Winston-Salem, North Carolina-based integrated delivery system Novant Health is notifying more than 1.36 million patients that their protected health information (PHI) may have been disclosed by a tracking tool installed on hospitals’ websites that has been collecting PHI and sending it to Facebook.
Novant appears to be the first health care organization to report a breach due to Meta Pixel (Meta is the parent company of Facebook). Meta Pixel operates in the background, gathering details about medical conditions website visitors search for—prescriptions and doctor’s appointments—and then delivers that information to Facebook. An investigation in June found Meta Pixel had been installed on one-third of top hospitals’ websites.
David Harlow, chief compliance and privacy officer at Insulet Corporation, said Novant Health’s disclosure doesn’t mean that every health system using Meta Pixel also has suffered a breach. “Each Meta Pixel configuration is likely to be a little different, and each covered entity using the pixel will have to make its own determination on how best to proceed,” he told RPP.
Still, Novant would not be reporting a breach if it didn’t one occurred, Harlow said. “While I am not privy to Novant’s thinking, I would say that covered entities are generally not at all likely to notify patients and OCR [HSS Office for Civil Rights] of a breach unless it is really a breach, given the potential negative ramifications—reputational damage, individual and class-action lawsuits leveraging the disclosure, and so on.”
It’s unclear whether Novant’s decision will spur additional breach notifications from covered entities that have used Meta Pixel, Rebecca Herold, president of SIMBUS360 and CEO of The Privacy Professor, told RPP.
“I think other health care systems are probably in a wait-and-see mode right now, to see what the fallout is for Novant Health,” Herold said. “It certainly can be viewed as a test case, as use of Meta Pixel and other similar types of third-party service providers becomes more prevalent.”
In addition, two more class-action lawsuits were filed against Meta and health care organizations involving their use of Meta Pixel, bringing the total number of class actions to three.
PHI May Have Gone to Facebook
Novant said it installed the pixel on its website in May 2020. “As our nation confronted the beginning of the COVID-19 pandemic, Novant Health launched a promotional campaign to connect more patients to the Novant Health MyChart patient portal, with the goal of improving access to care through virtual visits and provide increased accessibility to counter the limitations of in-person care,” the company said in its breach notification.
“This campaign involved Facebook advertisements and a Meta (Facebook parent company) tracking pixel placed on the Novant Health website to help understand the success of those efforts on Facebook,” the breach notification said. “A pixel is a piece of code that organizations commonly used to measure activity and experiences on their website. In this case, the pixel was configured incorrectly and may have allowed certain private information to be transmitted to Meta from the Novant Health website and MyChart portal.”
Novant said it disabled and removed the pixel “immediately upon becoming aware that the pixel had the capability to transmit unintended information to Meta” and began an investigation to learn whether and to what extent information was transmitted.

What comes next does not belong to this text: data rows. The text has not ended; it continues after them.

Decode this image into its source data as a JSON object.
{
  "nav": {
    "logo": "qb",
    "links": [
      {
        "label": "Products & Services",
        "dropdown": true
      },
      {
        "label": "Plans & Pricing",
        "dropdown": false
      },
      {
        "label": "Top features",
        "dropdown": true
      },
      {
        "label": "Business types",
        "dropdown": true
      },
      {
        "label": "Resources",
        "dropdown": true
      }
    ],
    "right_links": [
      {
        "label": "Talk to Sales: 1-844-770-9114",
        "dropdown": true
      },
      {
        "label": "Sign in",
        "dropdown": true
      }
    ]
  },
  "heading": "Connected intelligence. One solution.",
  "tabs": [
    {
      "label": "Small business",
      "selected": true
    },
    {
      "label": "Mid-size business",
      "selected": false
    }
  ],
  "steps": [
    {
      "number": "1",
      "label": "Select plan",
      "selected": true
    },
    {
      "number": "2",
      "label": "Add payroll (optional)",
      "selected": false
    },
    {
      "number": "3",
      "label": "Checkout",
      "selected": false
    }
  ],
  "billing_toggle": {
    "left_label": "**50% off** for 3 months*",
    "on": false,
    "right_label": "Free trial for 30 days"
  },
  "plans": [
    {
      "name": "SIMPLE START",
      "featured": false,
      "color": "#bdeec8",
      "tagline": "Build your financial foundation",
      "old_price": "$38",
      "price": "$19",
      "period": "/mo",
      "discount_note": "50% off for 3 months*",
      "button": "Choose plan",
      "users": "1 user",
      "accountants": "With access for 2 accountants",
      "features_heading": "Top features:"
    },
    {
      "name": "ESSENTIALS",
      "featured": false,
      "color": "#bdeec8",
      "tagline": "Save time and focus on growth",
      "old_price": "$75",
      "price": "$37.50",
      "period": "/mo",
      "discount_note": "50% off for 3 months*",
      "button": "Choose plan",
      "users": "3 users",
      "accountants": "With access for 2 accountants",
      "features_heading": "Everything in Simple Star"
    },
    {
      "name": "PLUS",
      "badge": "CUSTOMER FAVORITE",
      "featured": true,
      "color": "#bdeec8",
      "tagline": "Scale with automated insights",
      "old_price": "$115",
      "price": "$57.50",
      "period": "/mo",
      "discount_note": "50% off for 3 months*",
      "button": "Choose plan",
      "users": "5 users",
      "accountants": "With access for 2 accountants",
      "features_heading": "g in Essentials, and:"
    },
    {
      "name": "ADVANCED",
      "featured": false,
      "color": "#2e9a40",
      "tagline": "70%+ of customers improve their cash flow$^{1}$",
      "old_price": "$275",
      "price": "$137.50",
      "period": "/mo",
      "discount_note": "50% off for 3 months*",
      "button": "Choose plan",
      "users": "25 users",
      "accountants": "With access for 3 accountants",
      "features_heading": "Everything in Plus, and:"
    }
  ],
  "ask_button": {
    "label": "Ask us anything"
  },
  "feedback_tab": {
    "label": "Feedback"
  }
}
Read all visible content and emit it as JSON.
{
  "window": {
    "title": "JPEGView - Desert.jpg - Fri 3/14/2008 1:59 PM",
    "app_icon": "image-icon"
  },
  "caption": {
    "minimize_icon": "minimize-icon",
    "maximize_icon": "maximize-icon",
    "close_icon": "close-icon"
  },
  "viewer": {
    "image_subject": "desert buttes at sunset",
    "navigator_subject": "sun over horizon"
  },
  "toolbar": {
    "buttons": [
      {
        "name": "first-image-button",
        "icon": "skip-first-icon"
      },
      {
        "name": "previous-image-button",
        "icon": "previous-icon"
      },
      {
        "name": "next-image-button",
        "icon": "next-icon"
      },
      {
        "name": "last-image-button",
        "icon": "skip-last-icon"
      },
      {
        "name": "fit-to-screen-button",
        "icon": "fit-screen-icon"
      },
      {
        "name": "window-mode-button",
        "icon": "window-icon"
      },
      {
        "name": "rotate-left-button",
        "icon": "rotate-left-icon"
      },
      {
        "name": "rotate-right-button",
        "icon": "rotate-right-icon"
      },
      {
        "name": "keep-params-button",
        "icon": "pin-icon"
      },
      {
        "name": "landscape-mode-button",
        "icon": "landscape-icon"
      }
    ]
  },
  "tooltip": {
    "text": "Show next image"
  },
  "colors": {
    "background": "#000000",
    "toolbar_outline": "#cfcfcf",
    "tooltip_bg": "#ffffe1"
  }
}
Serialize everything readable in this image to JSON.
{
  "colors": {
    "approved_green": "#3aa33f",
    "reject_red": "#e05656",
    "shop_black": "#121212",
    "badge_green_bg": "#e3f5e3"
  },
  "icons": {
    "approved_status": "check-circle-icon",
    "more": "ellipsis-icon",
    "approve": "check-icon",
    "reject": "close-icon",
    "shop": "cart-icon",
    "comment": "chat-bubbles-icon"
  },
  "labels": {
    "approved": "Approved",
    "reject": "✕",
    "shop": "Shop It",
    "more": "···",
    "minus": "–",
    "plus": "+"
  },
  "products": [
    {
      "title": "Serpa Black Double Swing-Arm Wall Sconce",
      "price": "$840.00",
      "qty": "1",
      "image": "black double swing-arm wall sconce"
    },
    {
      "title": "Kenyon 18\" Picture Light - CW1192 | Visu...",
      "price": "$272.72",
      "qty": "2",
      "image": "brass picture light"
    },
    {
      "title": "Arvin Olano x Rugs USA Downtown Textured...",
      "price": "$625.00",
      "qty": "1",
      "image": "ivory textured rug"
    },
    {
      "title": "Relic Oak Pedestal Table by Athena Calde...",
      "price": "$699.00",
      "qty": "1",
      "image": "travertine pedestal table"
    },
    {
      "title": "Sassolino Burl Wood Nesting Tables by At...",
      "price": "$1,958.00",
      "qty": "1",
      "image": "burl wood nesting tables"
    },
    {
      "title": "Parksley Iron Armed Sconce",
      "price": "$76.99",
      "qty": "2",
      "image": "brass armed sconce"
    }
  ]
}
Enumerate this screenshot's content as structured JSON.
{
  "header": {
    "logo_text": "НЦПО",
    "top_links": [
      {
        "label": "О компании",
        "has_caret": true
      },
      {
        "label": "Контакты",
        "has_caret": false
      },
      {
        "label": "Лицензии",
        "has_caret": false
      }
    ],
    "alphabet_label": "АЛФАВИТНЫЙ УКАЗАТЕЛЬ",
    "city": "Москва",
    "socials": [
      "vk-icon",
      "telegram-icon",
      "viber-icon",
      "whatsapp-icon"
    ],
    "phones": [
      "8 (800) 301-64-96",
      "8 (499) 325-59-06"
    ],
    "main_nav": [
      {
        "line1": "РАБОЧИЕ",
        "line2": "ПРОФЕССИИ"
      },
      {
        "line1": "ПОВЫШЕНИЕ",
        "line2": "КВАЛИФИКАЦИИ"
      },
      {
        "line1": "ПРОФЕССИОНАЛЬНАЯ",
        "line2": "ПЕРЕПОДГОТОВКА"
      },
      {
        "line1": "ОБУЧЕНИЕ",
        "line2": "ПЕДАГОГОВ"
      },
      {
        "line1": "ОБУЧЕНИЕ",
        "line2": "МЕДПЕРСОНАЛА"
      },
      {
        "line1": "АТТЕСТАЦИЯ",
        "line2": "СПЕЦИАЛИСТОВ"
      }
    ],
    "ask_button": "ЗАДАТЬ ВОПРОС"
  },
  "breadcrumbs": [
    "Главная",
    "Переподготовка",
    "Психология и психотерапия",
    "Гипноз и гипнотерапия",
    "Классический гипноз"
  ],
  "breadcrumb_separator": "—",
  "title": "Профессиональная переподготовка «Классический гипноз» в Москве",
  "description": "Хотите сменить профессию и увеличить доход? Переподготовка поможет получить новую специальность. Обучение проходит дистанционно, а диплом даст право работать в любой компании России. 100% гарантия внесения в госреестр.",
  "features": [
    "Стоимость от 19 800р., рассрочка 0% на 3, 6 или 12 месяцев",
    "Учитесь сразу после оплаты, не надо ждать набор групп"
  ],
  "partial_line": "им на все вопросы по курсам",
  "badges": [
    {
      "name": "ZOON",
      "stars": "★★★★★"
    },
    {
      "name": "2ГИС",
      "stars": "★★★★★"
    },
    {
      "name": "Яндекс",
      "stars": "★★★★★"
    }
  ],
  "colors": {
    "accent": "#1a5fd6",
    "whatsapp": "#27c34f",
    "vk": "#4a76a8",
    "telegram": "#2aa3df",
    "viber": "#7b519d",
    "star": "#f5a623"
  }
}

“Based on that investigation, Novant Health determined on June 17, 2022, that it was possible sensitive information or PHI might have been disclosed to Meta, depending upon a user’s activity within the Novant Health website and MyChart portal,” the health system said.
Information that may have been shared inappropriately included: email addresses, phone numbers, computer internet provider addresses, contact information entered into emergency contacts or advanced care planning, data such as appointment type and date and the physician selected. The pixel also may have captured “button and menu selections and content typed into free text boxes.”
“The information did not include Social Security numbers or other financial information unless it was typed into a free text box by the user. The letter sent to each patient will specifically state whether such financial information may have been involved,” Novant Health said in its breach notification.